If not writing, perhaps bookselling is the career for you? This spring we obtained two very rare early 19th-century German how-to manuals for booksellers (who at that time often dabbled in publishing, too). Der Buchhandel von mehreren Seiten betrachtet was written and self-published in 1803 by the Weimar bookseller Johann Christian Gädicke. Although quite revealing on the specifics of running a bookshop, it is invaluable for its detailed exposition of the contemporary publishing business: selecting titles, dealing with authors and how much to pay them, obtaining financing, choosing paper and designing the publication, marketing one’s imprints &c. Johann Adam Bergk’s Der Buchhändler (Leipzig, 1825) offers similar advice, including breakdowns of the costs for printing a typical book.
Other tricks of the bookselling and publishing trades are revealed through the books themselves. The early 19th century was a time of transition between retail bookbindings (added to some copies of an edition at the bookseller’s direction) and uniform publisher’s bindings (placed on most or all copies at the publisher’s direction). Recently we acquired a very unusual hybrid on a copy of Robert Bloomfield’s Wild flowers; or, pastoral and local poetry (London, 1806). The London bookseller James Asperne obtained some copies for stock, then had them bound in a retail binding of paper-covered boards. The front cover, however, consists of a large printed advertisement for his business. Nearly 40 years later, the New York publishers Harper & Brothers creatively addressed the perennial problem of how to move slow-selling titles out of the warehouse. Their solution was to bind unsold sheets, not in boards or cloth, but in inexpensive printed paper covers, and to market these titles for 25 cents each in a “Pocket Editions of Select Novels” series.

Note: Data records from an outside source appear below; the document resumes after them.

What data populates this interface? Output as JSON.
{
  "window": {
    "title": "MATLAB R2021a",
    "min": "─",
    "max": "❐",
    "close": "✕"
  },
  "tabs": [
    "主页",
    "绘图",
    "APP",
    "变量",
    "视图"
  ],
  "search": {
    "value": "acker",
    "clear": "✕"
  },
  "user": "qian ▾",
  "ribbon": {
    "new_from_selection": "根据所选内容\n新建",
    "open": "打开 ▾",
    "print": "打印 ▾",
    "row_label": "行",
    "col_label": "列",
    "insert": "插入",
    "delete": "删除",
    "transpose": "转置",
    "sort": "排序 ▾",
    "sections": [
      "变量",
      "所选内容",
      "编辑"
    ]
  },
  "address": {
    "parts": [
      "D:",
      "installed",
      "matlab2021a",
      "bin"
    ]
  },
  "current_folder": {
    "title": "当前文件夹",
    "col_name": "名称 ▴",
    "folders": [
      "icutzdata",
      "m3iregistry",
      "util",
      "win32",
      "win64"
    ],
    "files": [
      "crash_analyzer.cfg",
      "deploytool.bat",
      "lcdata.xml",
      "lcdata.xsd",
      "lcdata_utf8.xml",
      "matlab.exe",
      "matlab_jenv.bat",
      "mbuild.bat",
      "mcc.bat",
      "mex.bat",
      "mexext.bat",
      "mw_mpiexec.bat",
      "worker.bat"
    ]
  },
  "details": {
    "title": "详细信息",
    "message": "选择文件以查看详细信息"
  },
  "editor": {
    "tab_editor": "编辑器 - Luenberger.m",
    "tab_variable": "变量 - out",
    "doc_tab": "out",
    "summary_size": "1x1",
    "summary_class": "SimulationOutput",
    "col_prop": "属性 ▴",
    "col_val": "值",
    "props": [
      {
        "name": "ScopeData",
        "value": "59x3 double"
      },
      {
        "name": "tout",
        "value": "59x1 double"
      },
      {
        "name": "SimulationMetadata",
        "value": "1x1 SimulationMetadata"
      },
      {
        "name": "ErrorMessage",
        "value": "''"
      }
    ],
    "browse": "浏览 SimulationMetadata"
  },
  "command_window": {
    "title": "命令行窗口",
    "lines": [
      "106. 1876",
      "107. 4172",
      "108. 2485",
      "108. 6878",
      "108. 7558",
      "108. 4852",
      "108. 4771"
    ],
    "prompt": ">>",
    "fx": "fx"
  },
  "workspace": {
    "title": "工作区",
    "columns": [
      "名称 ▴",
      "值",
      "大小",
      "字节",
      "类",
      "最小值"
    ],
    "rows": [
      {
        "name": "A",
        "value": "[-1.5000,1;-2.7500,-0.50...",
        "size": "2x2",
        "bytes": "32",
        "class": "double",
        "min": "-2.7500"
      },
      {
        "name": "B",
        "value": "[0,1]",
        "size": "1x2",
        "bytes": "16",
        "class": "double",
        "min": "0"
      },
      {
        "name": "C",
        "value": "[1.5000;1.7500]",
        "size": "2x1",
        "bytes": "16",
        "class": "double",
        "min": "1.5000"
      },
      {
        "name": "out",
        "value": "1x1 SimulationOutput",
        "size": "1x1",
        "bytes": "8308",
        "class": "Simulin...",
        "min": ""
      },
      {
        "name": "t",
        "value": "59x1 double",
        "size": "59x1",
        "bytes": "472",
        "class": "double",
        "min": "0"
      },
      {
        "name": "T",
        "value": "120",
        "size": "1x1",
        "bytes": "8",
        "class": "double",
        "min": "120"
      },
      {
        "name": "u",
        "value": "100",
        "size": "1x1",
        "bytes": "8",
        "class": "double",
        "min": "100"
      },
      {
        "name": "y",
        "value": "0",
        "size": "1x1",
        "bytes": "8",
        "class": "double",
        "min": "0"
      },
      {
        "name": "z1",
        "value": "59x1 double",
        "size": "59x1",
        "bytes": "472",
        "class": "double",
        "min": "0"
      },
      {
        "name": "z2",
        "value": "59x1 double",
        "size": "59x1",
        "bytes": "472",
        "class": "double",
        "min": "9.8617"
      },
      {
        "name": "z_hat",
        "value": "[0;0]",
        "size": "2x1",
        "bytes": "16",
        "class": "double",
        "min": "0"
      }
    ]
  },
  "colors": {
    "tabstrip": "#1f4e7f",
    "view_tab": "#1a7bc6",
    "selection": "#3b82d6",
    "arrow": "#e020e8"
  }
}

Our newly acquired copy of James K. Paulding’s Westward ho! consists of the original first edition sheets, dated 1832 on the title page, reissued in paper covers dated 1845.

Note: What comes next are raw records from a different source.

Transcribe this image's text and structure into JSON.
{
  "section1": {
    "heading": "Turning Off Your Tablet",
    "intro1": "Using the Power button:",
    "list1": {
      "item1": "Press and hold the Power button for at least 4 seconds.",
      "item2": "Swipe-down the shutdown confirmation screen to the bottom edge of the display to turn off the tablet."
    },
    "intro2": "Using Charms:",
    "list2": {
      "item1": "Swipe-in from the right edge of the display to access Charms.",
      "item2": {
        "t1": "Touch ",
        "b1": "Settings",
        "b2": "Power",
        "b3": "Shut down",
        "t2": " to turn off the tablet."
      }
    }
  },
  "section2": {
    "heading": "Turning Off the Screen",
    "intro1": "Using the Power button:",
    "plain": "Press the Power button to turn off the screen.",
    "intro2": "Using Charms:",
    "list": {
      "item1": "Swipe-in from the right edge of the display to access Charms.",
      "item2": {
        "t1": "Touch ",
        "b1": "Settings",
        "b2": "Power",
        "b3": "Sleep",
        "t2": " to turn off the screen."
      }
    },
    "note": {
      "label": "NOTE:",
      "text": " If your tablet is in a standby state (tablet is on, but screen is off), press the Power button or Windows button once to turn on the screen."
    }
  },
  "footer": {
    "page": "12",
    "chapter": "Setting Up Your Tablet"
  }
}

Our Clifton Waller Barrett Library of American Literature is world renowned for the extent and quality of its literary manuscripts and related correspondence. Two new additions help to illuminate different aspects of the late 19th-century publication process. In 1894 author Frank R. Stockton—perhaps best known for “The Lady, or the Tiger,” submitted the typescript of a science fiction story, “The Magic Egg,” to The Century Magazine. At editor Richard Watson Gilder’s urging, Stockton tightened up the original, ambiguous ending. The original typescript we acquired includes both endings as well as numerous other editorial revisions.

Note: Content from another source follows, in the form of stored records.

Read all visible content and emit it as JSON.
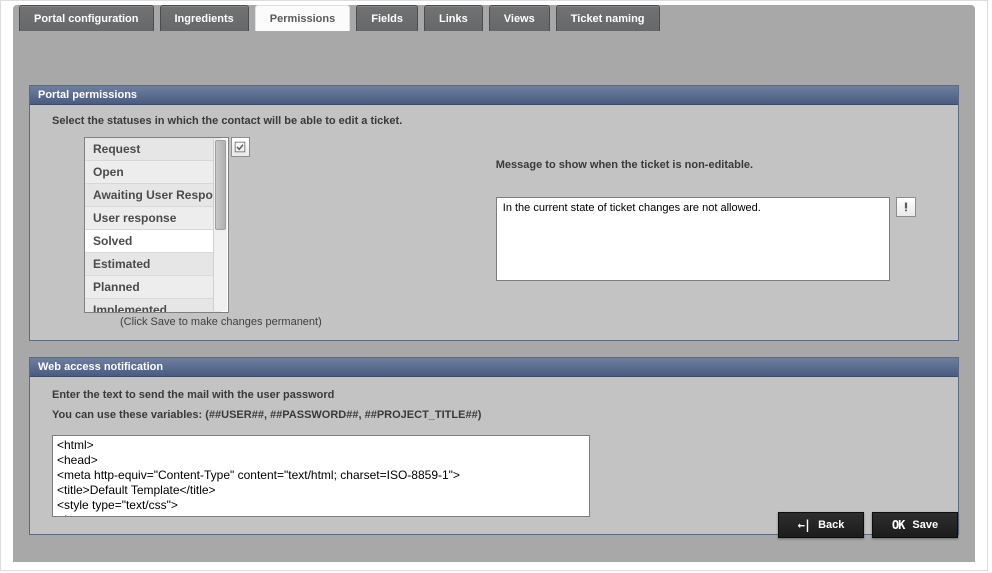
{
  "tabs": [
    {
      "label": "Portal configuration",
      "active": false
    },
    {
      "label": "Ingredients",
      "active": false
    },
    {
      "label": "Permissions",
      "active": true
    },
    {
      "label": "Fields",
      "active": false
    },
    {
      "label": "Links",
      "active": false
    },
    {
      "label": "Views",
      "active": false
    },
    {
      "label": "Ticket naming",
      "active": false
    }
  ],
  "permissions_panel": {
    "title": "Portal permissions",
    "instruction": "Select the statuses in which the contact will be able to edit a ticket.",
    "statuses": [
      {
        "label": "Request",
        "selected": false
      },
      {
        "label": "Open",
        "selected": false
      },
      {
        "label": "Awaiting User Respon",
        "selected": false
      },
      {
        "label": "User response",
        "selected": false
      },
      {
        "label": "Solved",
        "selected": true
      },
      {
        "label": "Estimated",
        "selected": false
      },
      {
        "label": "Planned",
        "selected": false
      },
      {
        "label": "Implemented",
        "selected": false
      }
    ],
    "save_hint": "(Click Save to make changes permanent)",
    "message_label": "Message to show when the ticket is non-editable.",
    "message_value": "In the current state of ticket changes are not allowed."
  },
  "notification_panel": {
    "title": "Web access notification",
    "line1": "Enter the text to send the mail with the user password",
    "line2": "You can use these variables: (##USER##, ##PASSWORD##, ##PROJECT_TITLE##)",
    "template_value": "<html>\n<head>\n<meta http-equiv=\"Content-Type\" content=\"text/html; charset=ISO-8859-1\">\n<title>Default Template</title>\n<style type=\"text/css\">\n<!--"
  },
  "buttons": {
    "back": "Back",
    "save": "Save"
  },
  "icons": {
    "select_all": "select-all-icon",
    "edit": "edit-icon",
    "back_arrow": "back-arrow-icon",
    "ok": "ok-icon"
  }
}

Francis W. Doughty (1850-1917) was a prolific author of “dime novel” detective fiction as well as early science fiction tales. For the Barrett Library we have acquired a series of letters from 1892 detailing Doughty’s negotiations with the American News Company—a powerful distributor of popular, mass market fiction—concerning his science fiction/lost race novel, Mirrikh, or, a woman from Mars. Doughty’s agent, Sinclair Tousey, provided regular updates on the number of copies ordered, marketing plans, and efforts to obtain reviews in influential newspapers.